BEGIN

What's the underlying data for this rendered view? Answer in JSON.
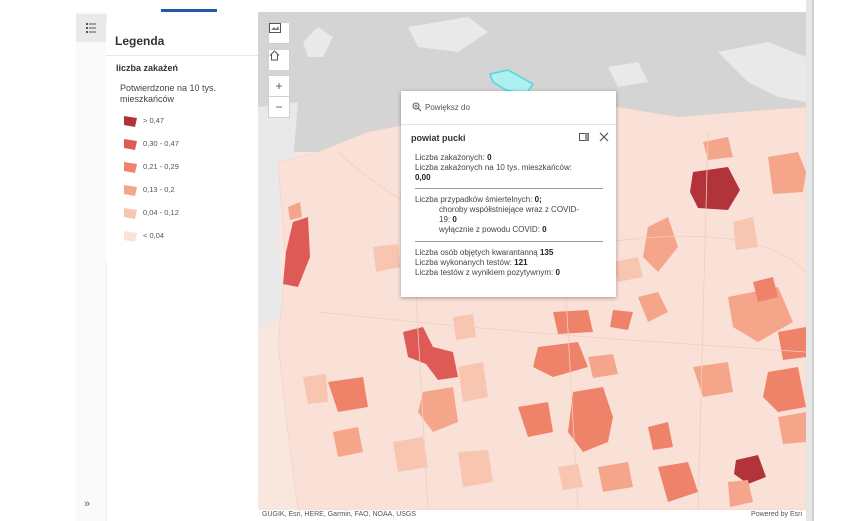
{
  "legend": {
    "title": "Legenda",
    "layer_name": "liczba zakażeń",
    "field_name": "Potwierdzone na 10 tys. mieszkańców",
    "items": [
      {
        "label": "> 0,47",
        "color": "#b3333a"
      },
      {
        "label": "0,30 - 0,47",
        "color": "#de5a57"
      },
      {
        "label": "0,21 - 0,29",
        "color": "#ef8369"
      },
      {
        "label": "0,13 - 0,2",
        "color": "#f5a589"
      },
      {
        "label": "0,04 - 0,12",
        "color": "#f8c5b1"
      },
      {
        "label": "< 0,04",
        "color": "#fbe2d9"
      }
    ]
  },
  "sidebar": {
    "expand_glyph": "»",
    "legend_icon": "legend-list-icon"
  },
  "map": {
    "attribution_left": "GUGIK, Esri, HERE, Garmin, FAO, NOAA, USGS",
    "attribution_right": "Powered by Esri",
    "controls": {
      "basemap_icon": "basemap-gallery-icon",
      "home_icon": "home-icon",
      "zoom_in": "+",
      "zoom_out": "−"
    },
    "colors": {
      "sea": "#d4d4d4",
      "land_outside": "#e9e9e9",
      "highlight": "#4fd7dc"
    }
  },
  "popup": {
    "zoom_label": "Powiększ do",
    "title": "powiat pucki",
    "section1": [
      {
        "label": "Liczba zakażonych:",
        "value": "0"
      },
      {
        "label": "Liczba zakażonych na 10 tys. mieszkańców:",
        "value": ""
      },
      {
        "label": "",
        "value": "0,00"
      }
    ],
    "section2": {
      "deaths_label": "Liczba przypadków śmiertelnych:",
      "deaths_value": "0;",
      "comorb_label": "choroby współistniejące wraz z COVID-",
      "comorb_label2": "19:",
      "comorb_value": "0",
      "covid_only_label": "wyłącznie z powodu COVID:",
      "covid_only_value": "0"
    },
    "section3": [
      {
        "label": "Liczba osób objętych kwarantanną",
        "value": "135"
      },
      {
        "label": "Liczba wykonanych testów:",
        "value": "121"
      },
      {
        "label": "Liczba testów z wynikiem pozytywnym:",
        "value": "0"
      }
    ]
  }
}
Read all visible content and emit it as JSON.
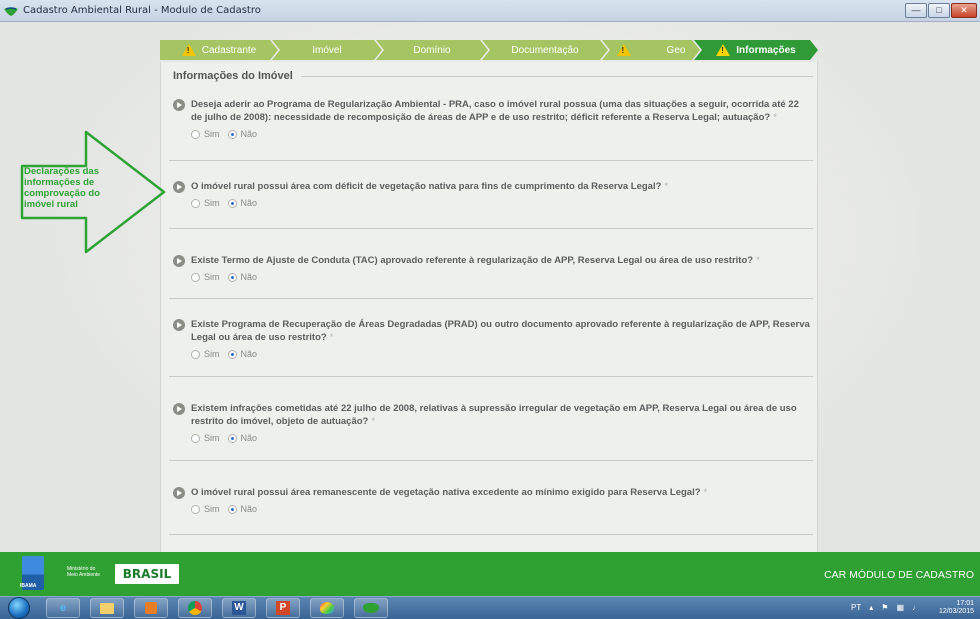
{
  "window": {
    "title": "Cadastro Ambiental Rural - Modulo de Cadastro",
    "buttons": [
      "minimize",
      "maximize",
      "close"
    ]
  },
  "tabs": [
    {
      "label": "Cadastrante",
      "warning": true,
      "active": false
    },
    {
      "label": "Imóvel",
      "warning": false,
      "active": false
    },
    {
      "label": "Domínio",
      "warning": false,
      "active": false
    },
    {
      "label": "Documentação",
      "warning": false,
      "active": false
    },
    {
      "label": "",
      "warning": true,
      "active": false
    },
    {
      "label": "Geo",
      "warning": false,
      "active": false
    },
    {
      "label": "Informações",
      "warning": true,
      "active": true
    }
  ],
  "section": {
    "title": "Informações do Imóvel"
  },
  "questions": [
    {
      "text": "Deseja aderir ao Programa de Regularização Ambiental - PRA, caso o imóvel rural possua (uma das situações a seguir, ocorrida até 22 de julho de 2008): necessidade de recomposição de áreas de APP e de uso restrito; déficit referente a Reserva Legal; autuação?",
      "required": "*",
      "options": [
        "Sim",
        "Não"
      ],
      "selected": "Não"
    },
    {
      "text": "O imóvel rural possui área com déficit de vegetação nativa para fins de cumprimento da Reserva Legal?",
      "required": "*",
      "options": [
        "Sim",
        "Não"
      ],
      "selected": "Não"
    },
    {
      "text": "Existe Termo de Ajuste de Conduta (TAC) aprovado referente à regularização de APP, Reserva Legal ou área de uso restrito?",
      "required": "*",
      "options": [
        "Sim",
        "Não"
      ],
      "selected": "Não"
    },
    {
      "text": "Existe Programa de Recuperação de Áreas Degradadas (PRAD) ou outro documento aprovado referente à regularização de APP, Reserva Legal ou área de uso restrito?",
      "required": "*",
      "options": [
        "Sim",
        "Não"
      ],
      "selected": "Não"
    },
    {
      "text": "Existem infrações cometidas até 22 julho de 2008, relativas à supressão irregular de vegetação em APP, Reserva Legal ou área de uso restrito do imóvel, objeto de autuação?",
      "required": "*",
      "options": [
        "Sim",
        "Não"
      ],
      "selected": "Não"
    },
    {
      "text": "O imóvel rural possui área remanescente de vegetação nativa excedente ao mínimo exigido para Reserva Legal?",
      "required": "*",
      "options": [
        "Sim",
        "Não"
      ],
      "selected": "Não"
    }
  ],
  "callout": {
    "text": "Declarações das informações de comprovação do imóvel rural",
    "color": "#2ea336"
  },
  "footer": {
    "ibama": "IBAMA",
    "ministerio_line1": "Ministério do",
    "ministerio_line2": "Meio Ambiente",
    "brasil": "BRASIL",
    "right_text": "CAR MÓDULO DE CADASTRO"
  },
  "taskbar": {
    "items": [
      "windows-start",
      "internet-explorer",
      "file-explorer",
      "media-player",
      "chrome",
      "word",
      "powerpoint",
      "paint",
      "car-app"
    ],
    "language": "PT",
    "time": "17:01",
    "date": "12/03/2015"
  },
  "colors": {
    "accent": "#2f9a36",
    "tab_inactive": "#a4c561",
    "footer": "#2fa032"
  }
}
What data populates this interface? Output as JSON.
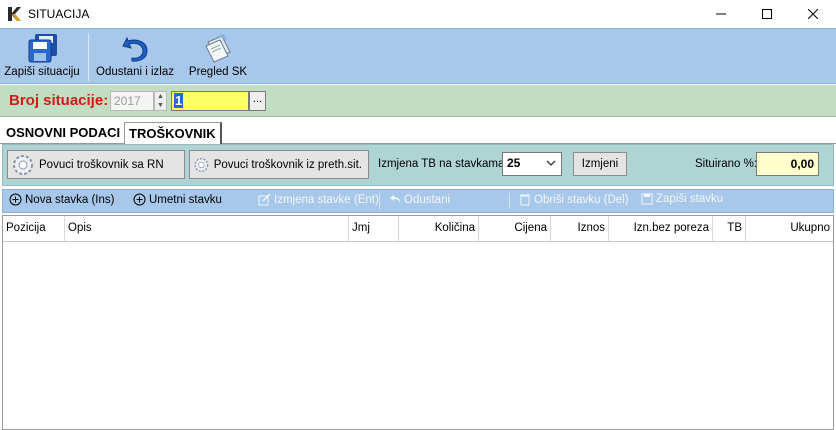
{
  "window": {
    "title": "SITUACIJA",
    "logo_icon": "k-logo-icon",
    "controls": [
      "minimize-icon",
      "maximize-icon",
      "close-icon"
    ]
  },
  "toolbar": {
    "save_label": "Zapiši situaciju",
    "cancel_label": "Odustani i izlaz",
    "review_label": "Pregled SK"
  },
  "header": {
    "label": "Broj situacije:",
    "year": "2017",
    "number": "1",
    "browse_label": "..."
  },
  "tabs": [
    {
      "label": "OSNOVNI PODACI",
      "active": false
    },
    {
      "label": "TROŠKOVNIK",
      "active": true
    }
  ],
  "actions": {
    "pull_rn_label": "Povuci troškovnik sa RN",
    "pull_prev_label": "Povuci troškovnik iz preth.sit.",
    "tb_change_label": "Izmjena TB na stavkama:",
    "tb_value": "25",
    "change_button_label": "Izmjeni",
    "situirano_label": "Situirano %:",
    "situirano_value": "0,00"
  },
  "items_toolbar": {
    "new_item": "Nova stavka (Ins)",
    "insert_item": "Umetni stavku",
    "edit_item": "Izmjena stavke (Ent)",
    "cancel": "Odustani",
    "delete_item": "Obriši stavku (Del)",
    "save_item": "Zapiši stavku"
  },
  "grid": {
    "columns": [
      "Pozicija",
      "Opis",
      "Jmj",
      "Količina",
      "Cijena",
      "Iznos",
      "Izn.bez poreza",
      "TB",
      "Ukupno"
    ],
    "rows": []
  },
  "colors": {
    "toolbar": "#a7c8ea",
    "header_row": "#c2dec2",
    "action_bar": "#aed4d4",
    "label_red": "#d11a1a",
    "number_field": "#ffff66",
    "situirano_field": "#ffffcc"
  }
}
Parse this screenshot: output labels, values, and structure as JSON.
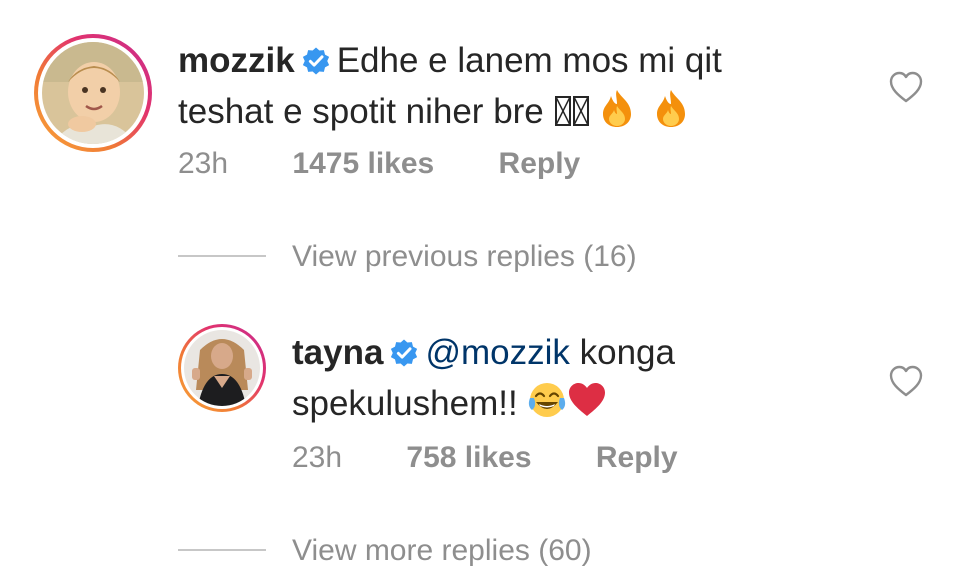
{
  "comments": [
    {
      "username": "mozzik",
      "verified": true,
      "text_line1": "Edhe e lanem mos mi qit",
      "text_line2": "teshat e spotit niher bre",
      "emojis": [
        "unknown-glyph",
        "unknown-glyph",
        "fire",
        "fire"
      ],
      "time": "23h",
      "likes": "1475 likes",
      "reply_label": "Reply"
    },
    {
      "username": "tayna",
      "verified": true,
      "mention": "@mozzik",
      "text_line1": "konga",
      "text_line2": "spekulushem!!",
      "emojis": [
        "face-with-tears-of-joy",
        "red-heart"
      ],
      "time": "23h",
      "likes": "758 likes",
      "reply_label": "Reply"
    }
  ],
  "thread": {
    "view_previous": "View previous replies (16)",
    "view_more": "View more replies (60)"
  },
  "icons": {
    "verified_color": "#3897f0",
    "like_icon": "heart-outline-icon"
  }
}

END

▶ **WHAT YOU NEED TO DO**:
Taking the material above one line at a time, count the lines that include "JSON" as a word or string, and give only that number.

▶ **ANSWER TO THIS EXERCISE**:
4